This led me to thinking — something I do lots of times. In my lifetime I have always been the type of personality to speak to strangers. Trust me…it drives my husband crazy. He simply cannot understand how I can see someone on the streets and say, ‘Hello,’ with a smile on my face. He’s told me many times that one day someone was going to take advantage of me because of my friendly personality. Oh well. It hasn’t changed me! Still, I speak to strangers everywhere…on the street corners…at the mall…while shopping at the grocery store, and other scenarios. Most people will nod, or say hello, but continue to move on.
Many years ago I took a trip with ten women. I was the youngest in the group. When we arrived in San Francisco, a man on the street corner ran me down. He tapped me on the shoulder. I spun around. “Hello, Sir. Can I help you?”
“I think I should warn you,” he said. He was dressed in a faded plaid shirt, tattered jeans, old shoes. “You should be careful who you speak to along the streets of San Francisco. Someone might hurt you. People don’t speak to you here.”
I smiled. Shook his hand and thanked him. He walked away. Meanwhile, I continued to say hello to people along the busy streets. I was confident. Happy to be in San Francisco!
Crossing the street, I noticed an older woman. She reminded me of my grandmother, deceased many years prior. Dressed in a crinkled dress with gold buttons, her hair knotted into a bun, pearl earrings in her ears, I smiled at her and said, “Hello.”
She stopped. Smiled and I continued to walk along the sidewalk, headed to a drug store. I needed hair spray and a few toiletries. Little did I know the woman was following me. I reached for the door of the drug store. Holding the door for others to enter, the woman approached me.
“Hello,” she said. “You spoke to me! You said hello. No one ever speaks to me and I wanted to thank you.”
I smiled. “You’re welcome, Ma’am!”
“You must be from the South. People here…in San Francisco…we don’t talk and it’s nice to have someone just say hello to me.”
I invited her for a cup of coffee. “My treat,” I said.
Over coffee Ruth told me about her life. Her husband died years ago.

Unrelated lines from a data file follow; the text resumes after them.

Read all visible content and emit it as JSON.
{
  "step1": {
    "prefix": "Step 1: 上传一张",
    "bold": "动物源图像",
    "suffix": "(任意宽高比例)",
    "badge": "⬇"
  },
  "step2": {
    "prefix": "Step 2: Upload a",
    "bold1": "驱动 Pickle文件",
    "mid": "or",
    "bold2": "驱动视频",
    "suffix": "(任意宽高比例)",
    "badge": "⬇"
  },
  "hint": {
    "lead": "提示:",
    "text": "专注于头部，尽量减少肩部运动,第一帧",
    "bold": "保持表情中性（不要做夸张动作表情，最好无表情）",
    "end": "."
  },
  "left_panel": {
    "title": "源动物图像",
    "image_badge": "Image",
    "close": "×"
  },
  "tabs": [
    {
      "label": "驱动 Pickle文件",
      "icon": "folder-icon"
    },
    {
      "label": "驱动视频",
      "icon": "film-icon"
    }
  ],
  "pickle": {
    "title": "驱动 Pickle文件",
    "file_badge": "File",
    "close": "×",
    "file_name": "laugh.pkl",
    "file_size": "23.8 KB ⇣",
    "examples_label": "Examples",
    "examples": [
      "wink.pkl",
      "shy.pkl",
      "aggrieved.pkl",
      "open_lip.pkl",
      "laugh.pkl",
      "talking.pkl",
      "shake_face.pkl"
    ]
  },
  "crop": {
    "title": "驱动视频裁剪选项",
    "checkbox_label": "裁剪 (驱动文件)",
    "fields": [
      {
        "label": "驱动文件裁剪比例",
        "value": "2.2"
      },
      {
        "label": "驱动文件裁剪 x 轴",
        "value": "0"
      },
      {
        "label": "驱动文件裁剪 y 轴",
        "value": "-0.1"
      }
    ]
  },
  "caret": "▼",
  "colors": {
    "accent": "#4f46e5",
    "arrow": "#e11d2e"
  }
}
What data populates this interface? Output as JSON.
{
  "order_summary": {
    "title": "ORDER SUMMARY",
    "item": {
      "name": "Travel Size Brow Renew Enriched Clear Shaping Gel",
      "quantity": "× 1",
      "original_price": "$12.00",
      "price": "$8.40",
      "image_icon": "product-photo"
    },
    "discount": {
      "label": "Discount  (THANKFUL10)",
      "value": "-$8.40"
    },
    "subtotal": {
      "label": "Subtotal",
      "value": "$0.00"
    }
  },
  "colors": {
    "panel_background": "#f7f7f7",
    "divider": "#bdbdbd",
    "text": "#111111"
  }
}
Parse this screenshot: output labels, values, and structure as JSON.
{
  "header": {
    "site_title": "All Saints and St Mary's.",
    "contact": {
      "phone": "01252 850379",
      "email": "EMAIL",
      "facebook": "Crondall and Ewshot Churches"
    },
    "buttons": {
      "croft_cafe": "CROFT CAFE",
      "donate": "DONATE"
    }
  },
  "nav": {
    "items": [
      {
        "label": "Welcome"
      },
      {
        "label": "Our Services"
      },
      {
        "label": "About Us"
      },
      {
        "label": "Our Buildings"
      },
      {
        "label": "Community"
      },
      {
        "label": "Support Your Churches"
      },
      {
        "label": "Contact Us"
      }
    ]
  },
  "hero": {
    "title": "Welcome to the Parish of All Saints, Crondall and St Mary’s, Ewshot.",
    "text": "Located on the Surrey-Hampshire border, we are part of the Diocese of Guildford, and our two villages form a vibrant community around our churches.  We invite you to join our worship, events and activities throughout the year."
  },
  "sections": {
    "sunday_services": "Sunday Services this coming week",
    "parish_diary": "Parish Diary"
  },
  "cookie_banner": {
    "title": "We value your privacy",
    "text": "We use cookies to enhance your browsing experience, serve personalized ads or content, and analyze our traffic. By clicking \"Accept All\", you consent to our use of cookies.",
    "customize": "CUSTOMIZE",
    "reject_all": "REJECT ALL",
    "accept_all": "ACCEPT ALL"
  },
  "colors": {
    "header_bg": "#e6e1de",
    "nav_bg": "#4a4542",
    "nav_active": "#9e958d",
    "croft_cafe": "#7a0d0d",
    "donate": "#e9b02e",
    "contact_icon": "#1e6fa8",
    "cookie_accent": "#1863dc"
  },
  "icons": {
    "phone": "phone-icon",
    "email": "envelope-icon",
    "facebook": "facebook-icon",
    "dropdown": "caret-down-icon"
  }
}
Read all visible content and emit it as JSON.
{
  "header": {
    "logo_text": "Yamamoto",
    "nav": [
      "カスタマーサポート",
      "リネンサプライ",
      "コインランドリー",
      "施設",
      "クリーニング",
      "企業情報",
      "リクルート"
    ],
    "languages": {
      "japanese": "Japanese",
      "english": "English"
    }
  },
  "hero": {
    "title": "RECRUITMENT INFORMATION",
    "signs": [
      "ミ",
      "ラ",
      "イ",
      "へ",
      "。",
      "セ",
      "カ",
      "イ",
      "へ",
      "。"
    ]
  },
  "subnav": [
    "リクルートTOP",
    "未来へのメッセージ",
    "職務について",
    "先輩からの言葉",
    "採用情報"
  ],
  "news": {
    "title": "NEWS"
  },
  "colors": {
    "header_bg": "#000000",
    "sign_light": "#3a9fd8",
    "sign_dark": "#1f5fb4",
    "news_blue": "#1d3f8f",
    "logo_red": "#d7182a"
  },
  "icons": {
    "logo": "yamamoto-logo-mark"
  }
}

Her children were grown. “They’re so busy with their lives they don’t have time for an old lady such as me.”
“You’re lonely,” I said, reaching to touch her hand.
“Yes, I suppose you could say so. I live downtown in a retirement village and no one speaks. No one.”
“I did,” I said.
“You made my day, today. I’ve felt so alone that I wanted to die. I’ve been praying that God would take me because no one cared, and then, out of the blue…you spoke to me.”
Although my day had been planned, I chose to change my plans on that day. I walked Ruth back to her apartment and I hugged her when we parted. From time to time I’ve thought about her, but we did not keep in touch. I’ve never forgotten how touched she was that a complete stranger spoke to her at a time when she needed a friend.
Perhaps that is one of the reasons that I still speak, to total strangers. My dad taught me the habit, telling me that you never know when a simple hello can brighten someone’s day. Just like it did with Ruth! I lost my dad in 1999 after a brutal battle with cancer. Still, he is inside my heart and I fill his presence every day.
“Hello,” I say with a smile.
Today has been a day of self-discovery — a day I’ve actually found the words to write again after a long absence. Perhaps the walking helped me today, or maybe it was the discovery that life must continue, and we must make the efforts to enjoy every breath we are blessed to share with life and those we love. “Hello…How are you today?”